Camping has been a popular activity in the United States for a number of years, and continues to be so among the younger generations of Millennials and Gen X. In fact, Millennials and Gen Xers make up three-quarters of all campers, with Millennials alone accounting for 40%. To go on a camping trip for any extended length of time past an overnight stay, you’ll need something to carry perishable food supplies in, like a hard sided cooler. In fact, there are several types of coolers you can take on a camping trip, and this article will take a look at a few of them.

  • Hard Coolers: One type of cooler you can take on a camping trip are hard coolers. Also known as hard sided coolers, these are what most people think of when a cooler is mentioned. They have solid, hard sides, and can come in a variety of sizes. When packed with ice, they can be used to store perishable food supplies or drinks and keep them cold and usable for several days at a time, longer if the ice is regularly replenished. For long camping trips, a large hard cooler is ideal.
  • Soft Side Coolers: Another type of cooler you can take on a camping trip are soft side coolers. Unlike hard sided coolers, soft side coolers have flexible sides and a soft lid. They also aren’t generally as large as hard sided coolers, though they also come in a variety of sizes. Some prefer to use soft side coolers because they can be collapsed and folded up while not in use.
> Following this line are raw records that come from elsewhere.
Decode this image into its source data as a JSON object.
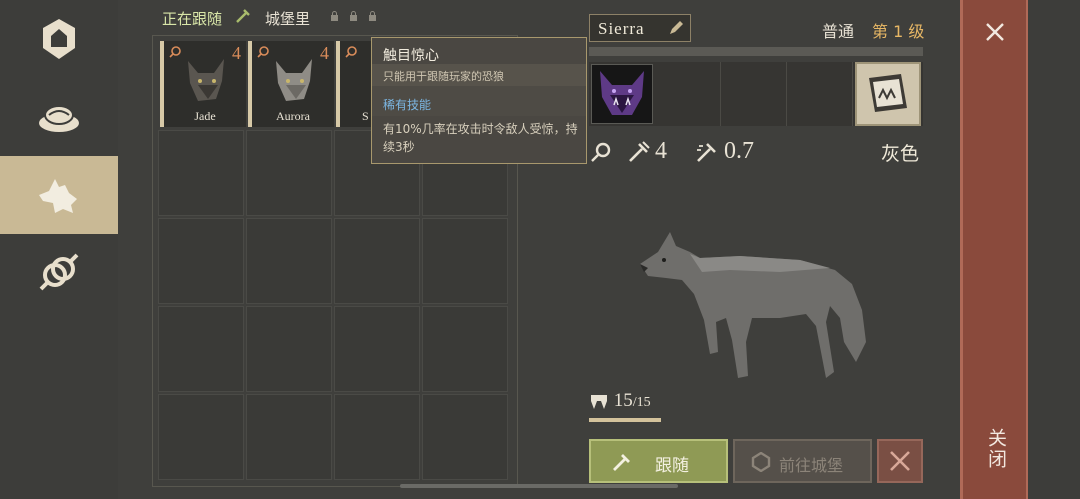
{
  "header": {
    "tab_following": "正在跟随",
    "tab_castle": "城堡里"
  },
  "nav": {
    "items": [
      "home-icon",
      "food-icon",
      "wolf-icon",
      "gender-icon"
    ],
    "active": "wolf-icon"
  },
  "wolves": [
    {
      "name": "Jade",
      "count": "4"
    },
    {
      "name": "Aurora",
      "count": "4"
    },
    {
      "name": "S",
      "count": ""
    }
  ],
  "tooltip": {
    "title": "触目惊心",
    "subtitle": "只能用于跟随玩家的恐狼",
    "tag": "稀有技能",
    "description": "有10%几率在攻击时令敌人受惊，持续3秒"
  },
  "pet": {
    "name": "Sierra",
    "rarity": "普通",
    "level": "第 1 级",
    "attack": "4",
    "speed": "0.7",
    "color": "灰色",
    "hunger_current": "15",
    "hunger_max": "/15",
    "hunger_fraction": 1.0
  },
  "buttons": {
    "follow": "跟随",
    "go_castle": "前往城堡",
    "close": "关闭"
  },
  "colors": {
    "accent_follow": "#8f9a55",
    "close_panel": "#8a4a3c",
    "level_gold": "#e7b765",
    "count_orange": "#d98c5a"
  }
}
  • Live Bait Coolers: And finally, a third type of cooler you can take on a camping trip, particularly a fishing trip, are live bait coolers. As the name implies, these are coolers that can be used to store quantities of live bait for a period of time. If you want to go on a long fishing trip, then this is one cooler you’ll need to have with you, since you’ll be able to stay fishing for several days without needing to restock on bait.
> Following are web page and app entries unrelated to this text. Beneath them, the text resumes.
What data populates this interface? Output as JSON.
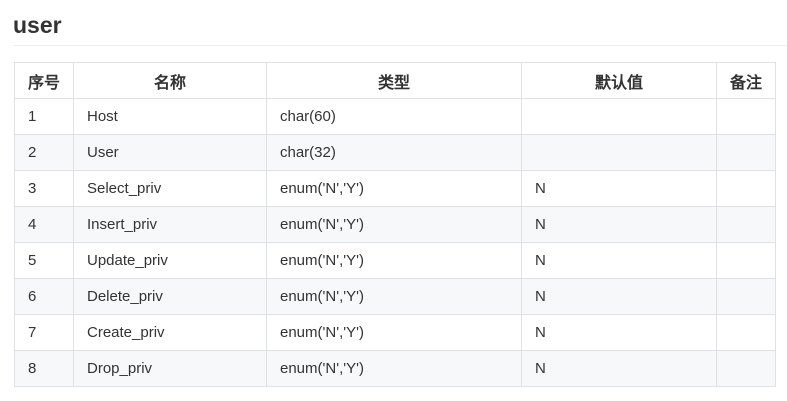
{
  "section": {
    "title": "user"
  },
  "table": {
    "headers": [
      "序号",
      "名称",
      "类型",
      "默认值",
      "备注"
    ],
    "rows": [
      {
        "index": "1",
        "name": "Host",
        "type": "char(60)",
        "default": "",
        "note": ""
      },
      {
        "index": "2",
        "name": "User",
        "type": "char(32)",
        "default": "",
        "note": ""
      },
      {
        "index": "3",
        "name": "Select_priv",
        "type": "enum('N','Y')",
        "default": "N",
        "note": ""
      },
      {
        "index": "4",
        "name": "Insert_priv",
        "type": "enum('N','Y')",
        "default": "N",
        "note": ""
      },
      {
        "index": "5",
        "name": "Update_priv",
        "type": "enum('N','Y')",
        "default": "N",
        "note": ""
      },
      {
        "index": "6",
        "name": "Delete_priv",
        "type": "enum('N','Y')",
        "default": "N",
        "note": ""
      },
      {
        "index": "7",
        "name": "Create_priv",
        "type": "enum('N','Y')",
        "default": "N",
        "note": ""
      },
      {
        "index": "8",
        "name": "Drop_priv",
        "type": "enum('N','Y')",
        "default": "N",
        "note": ""
      }
    ]
  }
}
In conclusion, there are several different coolers that you can take on a camping trip. These coolers include hard coolers, soft side coolers, and live bait coolers. Which one you pick will largely depend on the type of camping trip you’re going on, and whether or not you plan on doing any fishing while you’re there.